Principal Investigator: Melina Tamiolaki, Dept. of Philology UoC
Host Institution: IMS/FORTH
Collaborating Institution: University of Crete
The proposed project is part of a broader research which aims to offer a comprehensive study of the phenomenon of leadership and crisis management in Greco-Roman Antiquity. In the context of the call of the Hellenic Foundation for Research and Innovation and on the basis of the timetable it sets, the present project will concentrate on four genres of ancient Greek literature (historiography, rhetoric, comedy and biography) which cover a broad chronological spam: from the 5th century BCE to the 2nd century AD. We will study closely Herodotus, Thucydides, Xenophon, Dionysius of Halicarnassus, the comic poet Aristophanes, the orators Demosthenes and Aeschines, Plutarch and Arrian. We will also greatly rely on theoretical texts dealing with the issue of leadership in Antiquity, such as Xenophon’s Hieron, Isocrates’ Nicocles and To Nicocles, the first two books of Aristotle’s Politics, the sixth book of Polybius’ Histories and Cicero’s De re publica.

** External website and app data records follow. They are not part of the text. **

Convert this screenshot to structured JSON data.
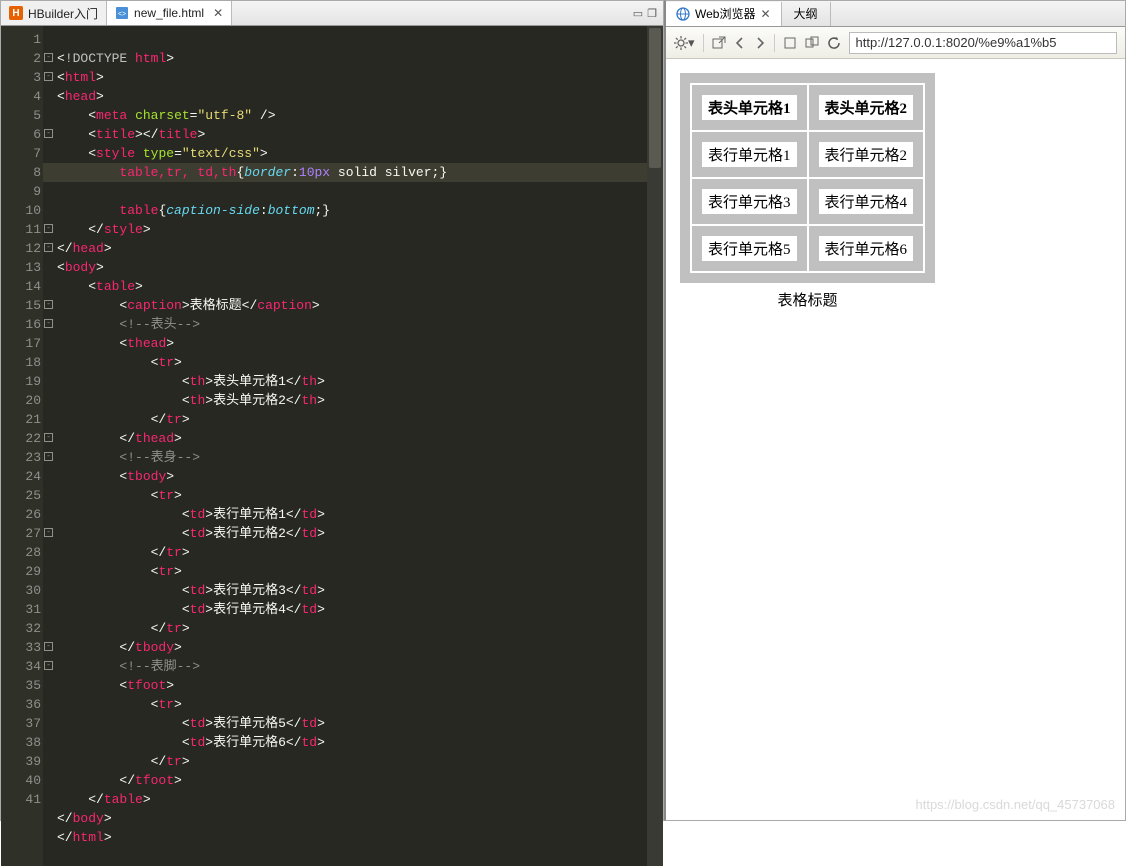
{
  "leftTabs": {
    "tab1": {
      "label": "HBuilder入门"
    },
    "tab2": {
      "label": "new_file.html"
    }
  },
  "winIcons": {
    "restore": "❐",
    "min": "▭"
  },
  "code": {
    "l1": {
      "doctype": "!DOCTYPE",
      "kw": "html"
    },
    "l2o": "html",
    "l2c": "html",
    "l3o": "head",
    "l3c": "head",
    "l4": {
      "tag": "meta",
      "attr": "charset",
      "val": "\"utf-8\""
    },
    "l5": {
      "tag": "title"
    },
    "l6": {
      "tag": "style",
      "attr": "type",
      "val": "\"text/css\""
    },
    "l7": {
      "sel": "table,tr, td,th",
      "prop": "border",
      "num": "10px",
      "rest": "solid silver;"
    },
    "l8": {
      "sel": "table",
      "prop": "caption-side",
      "val": "bottom"
    },
    "l9c": "style",
    "l10c": "head",
    "l11o": "body",
    "l11c": "body",
    "l12o": "table",
    "l12c": "table",
    "l13": {
      "tag": "caption",
      "text": "表格标题"
    },
    "l14c": "<!--表头-->",
    "l15o": "thead",
    "l15c": "thead",
    "l16o": "tr",
    "l16c": "tr",
    "l17": {
      "tag": "th",
      "text": "表头单元格1"
    },
    "l18": {
      "tag": "th",
      "text": "表头单元格2"
    },
    "l21c": "<!--表身-->",
    "l22o": "tbody",
    "l22c": "tbody",
    "l24": {
      "tag": "td",
      "text": "表行单元格1"
    },
    "l25": {
      "tag": "td",
      "text": "表行单元格2"
    },
    "l28": {
      "tag": "td",
      "text": "表行单元格3"
    },
    "l29": {
      "tag": "td",
      "text": "表行单元格4"
    },
    "l32c": "<!--表脚-->",
    "l33o": "tfoot",
    "l33c": "tfoot",
    "l35": {
      "tag": "td",
      "text": "表行单元格5"
    },
    "l36": {
      "tag": "td",
      "text": "表行单元格6"
    }
  },
  "lineNumbers": [
    "1",
    "2",
    "3",
    "4",
    "5",
    "6",
    "7",
    "8",
    "9",
    "10",
    "11",
    "12",
    "13",
    "14",
    "15",
    "16",
    "17",
    "18",
    "19",
    "20",
    "21",
    "22",
    "23",
    "24",
    "25",
    "26",
    "27",
    "28",
    "29",
    "30",
    "31",
    "32",
    "33",
    "34",
    "35",
    "36",
    "37",
    "38",
    "39",
    "40",
    "41"
  ],
  "foldLines": [
    2,
    3,
    6,
    11,
    12,
    15,
    16,
    22,
    23,
    27,
    33,
    34
  ],
  "rightTabs": {
    "tab1": "Web浏览器",
    "tab2": "大纲"
  },
  "url": "http://127.0.0.1:8020/%e9%a1%b5",
  "preview": {
    "caption": "表格标题",
    "th1": "表头单元格1",
    "th2": "表头单元格2",
    "r1c1": "表行单元格1",
    "r1c2": "表行单元格2",
    "r2c1": "表行单元格3",
    "r2c2": "表行单元格4",
    "r3c1": "表行单元格5",
    "r3c2": "表行单元格6"
  },
  "watermark": "https://blog.csdn.net/qq_45737068"
}
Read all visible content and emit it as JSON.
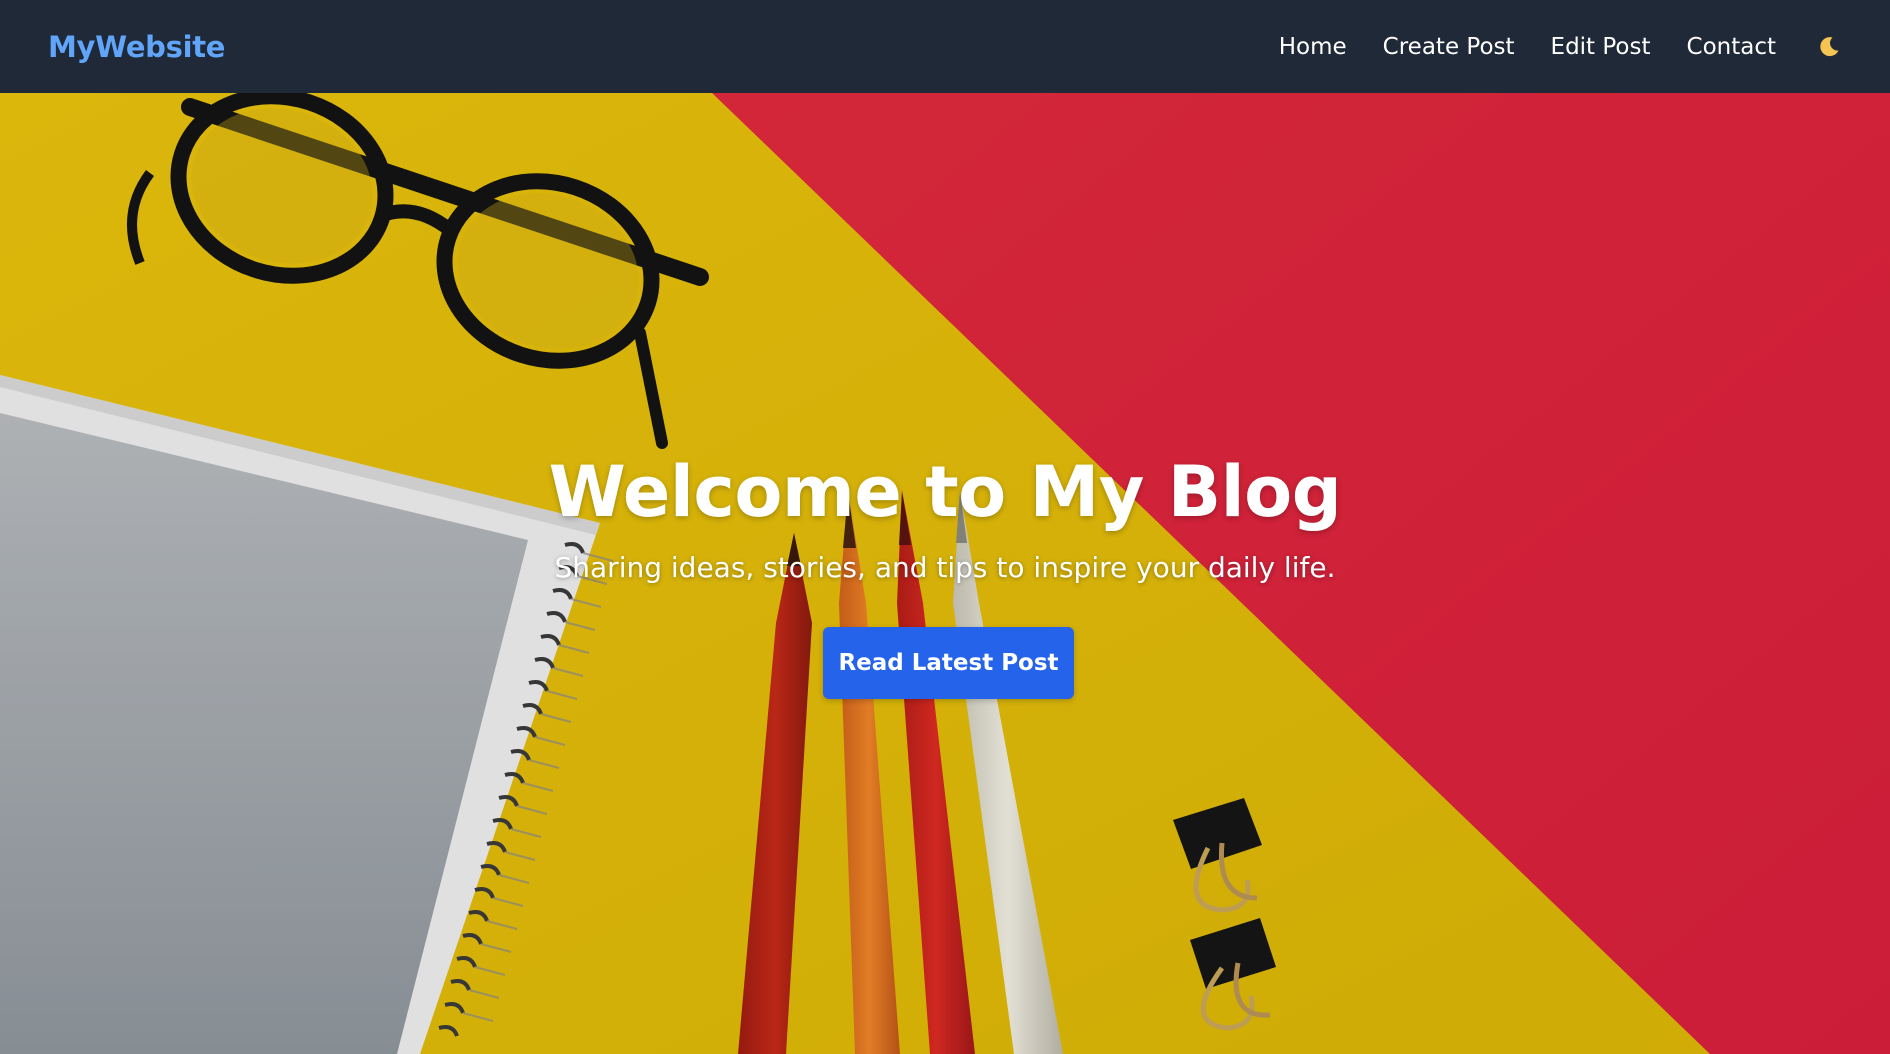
{
  "navbar": {
    "brand": "MyWebsite",
    "links": [
      "Home",
      "Create Post",
      "Edit Post",
      "Contact"
    ],
    "theme_icon": "moon-icon"
  },
  "hero": {
    "title": "Welcome to My Blog",
    "subtitle": "Sharing ideas, stories, and tips to inspire your daily life.",
    "button_label": "Read Latest Post",
    "background_image": "flat-lay-desk-photo"
  },
  "colors": {
    "navbar_bg": "#1f2937",
    "brand": "#60a5fa",
    "button": "#2563eb",
    "hero_yellow": "#e7c10b",
    "hero_red": "#dc2440"
  }
}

The research team will offer a typology and analysis of three basic categories of crisis:
- emergency crisis incidents in times of war or peace, such as disputes, military threats, plagues, etc., which require the undertaking of immediate measures
- breaches of trust between leaders and their followers the means (e.g. harangues) by which leaders attempt to restore order

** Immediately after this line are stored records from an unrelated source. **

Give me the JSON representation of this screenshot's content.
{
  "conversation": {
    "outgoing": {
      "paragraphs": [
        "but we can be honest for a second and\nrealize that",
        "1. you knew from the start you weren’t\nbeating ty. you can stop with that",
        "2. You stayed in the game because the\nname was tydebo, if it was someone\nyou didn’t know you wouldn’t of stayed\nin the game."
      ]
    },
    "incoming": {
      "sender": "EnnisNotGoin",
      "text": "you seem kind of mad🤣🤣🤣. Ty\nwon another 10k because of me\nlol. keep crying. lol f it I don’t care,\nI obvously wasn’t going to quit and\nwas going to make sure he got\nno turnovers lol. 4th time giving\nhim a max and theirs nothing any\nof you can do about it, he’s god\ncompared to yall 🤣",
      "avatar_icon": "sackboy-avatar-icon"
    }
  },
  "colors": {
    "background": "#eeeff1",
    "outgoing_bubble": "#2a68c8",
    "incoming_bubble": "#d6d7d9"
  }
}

- conspiracies, treasons and revolts.
Our approach has the following aims:
- to offer a theoretical and conceptual framework for a more accurate definition of the term “crisis” and to use modern theories of crisis in the study of the texts of Greco-Roman Antiquity.
- on the basis of the theoretical background set, to provide a classification of crisis incidents, as these are depicted in the texts under study.

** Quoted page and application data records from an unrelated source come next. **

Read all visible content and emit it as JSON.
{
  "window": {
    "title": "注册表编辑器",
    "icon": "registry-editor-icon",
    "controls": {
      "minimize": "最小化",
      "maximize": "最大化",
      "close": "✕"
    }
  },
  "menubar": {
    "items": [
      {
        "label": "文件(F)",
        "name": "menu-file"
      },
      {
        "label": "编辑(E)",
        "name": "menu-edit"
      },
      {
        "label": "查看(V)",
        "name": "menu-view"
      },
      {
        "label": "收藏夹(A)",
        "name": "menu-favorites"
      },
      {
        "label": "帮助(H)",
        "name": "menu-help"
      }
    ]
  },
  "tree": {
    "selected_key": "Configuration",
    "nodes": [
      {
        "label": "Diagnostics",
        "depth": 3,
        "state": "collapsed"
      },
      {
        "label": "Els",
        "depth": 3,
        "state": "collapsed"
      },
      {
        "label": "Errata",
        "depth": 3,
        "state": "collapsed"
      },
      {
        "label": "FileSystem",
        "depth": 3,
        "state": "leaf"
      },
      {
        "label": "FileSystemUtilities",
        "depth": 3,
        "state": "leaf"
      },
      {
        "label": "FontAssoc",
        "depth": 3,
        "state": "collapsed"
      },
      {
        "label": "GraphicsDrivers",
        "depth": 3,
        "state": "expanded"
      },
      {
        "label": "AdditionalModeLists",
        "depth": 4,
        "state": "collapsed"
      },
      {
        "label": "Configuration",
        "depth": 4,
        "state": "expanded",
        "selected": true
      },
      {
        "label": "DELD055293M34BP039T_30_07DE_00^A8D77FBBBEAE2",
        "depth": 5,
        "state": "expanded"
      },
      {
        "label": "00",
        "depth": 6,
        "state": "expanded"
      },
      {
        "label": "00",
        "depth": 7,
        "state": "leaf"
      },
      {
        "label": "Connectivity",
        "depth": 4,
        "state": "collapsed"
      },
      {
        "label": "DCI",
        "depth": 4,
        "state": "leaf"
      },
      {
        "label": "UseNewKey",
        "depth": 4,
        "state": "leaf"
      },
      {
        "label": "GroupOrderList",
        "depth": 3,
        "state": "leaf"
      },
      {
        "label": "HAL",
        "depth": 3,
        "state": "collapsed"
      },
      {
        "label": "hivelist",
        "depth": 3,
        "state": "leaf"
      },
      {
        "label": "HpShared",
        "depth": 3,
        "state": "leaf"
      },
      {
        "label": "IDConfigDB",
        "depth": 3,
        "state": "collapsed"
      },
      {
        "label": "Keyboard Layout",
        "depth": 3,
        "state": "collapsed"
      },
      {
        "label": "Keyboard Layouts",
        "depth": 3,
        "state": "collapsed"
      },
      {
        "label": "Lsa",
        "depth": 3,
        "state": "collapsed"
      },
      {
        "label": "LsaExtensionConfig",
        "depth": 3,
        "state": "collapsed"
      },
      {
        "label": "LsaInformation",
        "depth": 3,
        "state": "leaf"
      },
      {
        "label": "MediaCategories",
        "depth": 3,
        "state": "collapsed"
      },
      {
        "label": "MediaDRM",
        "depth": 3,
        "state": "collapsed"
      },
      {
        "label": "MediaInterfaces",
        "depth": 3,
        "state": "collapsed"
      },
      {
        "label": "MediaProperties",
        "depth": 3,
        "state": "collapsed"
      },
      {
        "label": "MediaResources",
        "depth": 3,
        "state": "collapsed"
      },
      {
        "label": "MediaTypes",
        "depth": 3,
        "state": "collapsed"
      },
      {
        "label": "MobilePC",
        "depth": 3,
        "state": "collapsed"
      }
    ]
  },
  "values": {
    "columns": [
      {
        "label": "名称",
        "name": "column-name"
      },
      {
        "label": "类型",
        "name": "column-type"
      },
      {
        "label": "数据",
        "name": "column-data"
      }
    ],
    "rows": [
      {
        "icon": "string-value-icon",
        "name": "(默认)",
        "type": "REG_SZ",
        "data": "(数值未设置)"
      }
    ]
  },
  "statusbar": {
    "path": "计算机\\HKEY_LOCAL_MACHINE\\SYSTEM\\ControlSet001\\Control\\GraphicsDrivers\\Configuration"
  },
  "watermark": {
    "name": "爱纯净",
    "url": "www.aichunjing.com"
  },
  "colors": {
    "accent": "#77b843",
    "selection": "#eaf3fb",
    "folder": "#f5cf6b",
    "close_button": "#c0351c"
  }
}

- to provide a narratological analysis of the crisis episodes.
- to offer a comparative examination of the leaders who played a role (positive or negative) in crisis management.
- to exploit findings in order to create an ontology of crisis in Antiquity
- finally, an ultimate goal of the present project is to trace possible analogies between crises in Antiquity and contemporary crises, thus contributing to the political debates of our time.
Melina Tamiolaki (PI, Dept. of Philology, University of Crete), Panayotis Androulakis (PhD student, Dept. of Philology, UoC), Anna-Maria Miliara (PhD student, Dept. of Philology, UoC), Roberta Dainotto (PhD student, Dept. of Philology, UoC), Dr. Maria Papadopoulou (Dept. of Computer Sciences, University of Savoie, France, research associate) and Dr. Markus Zimmermann (Dept. of Ancient History, University of Bayreuth, Germany, research associate).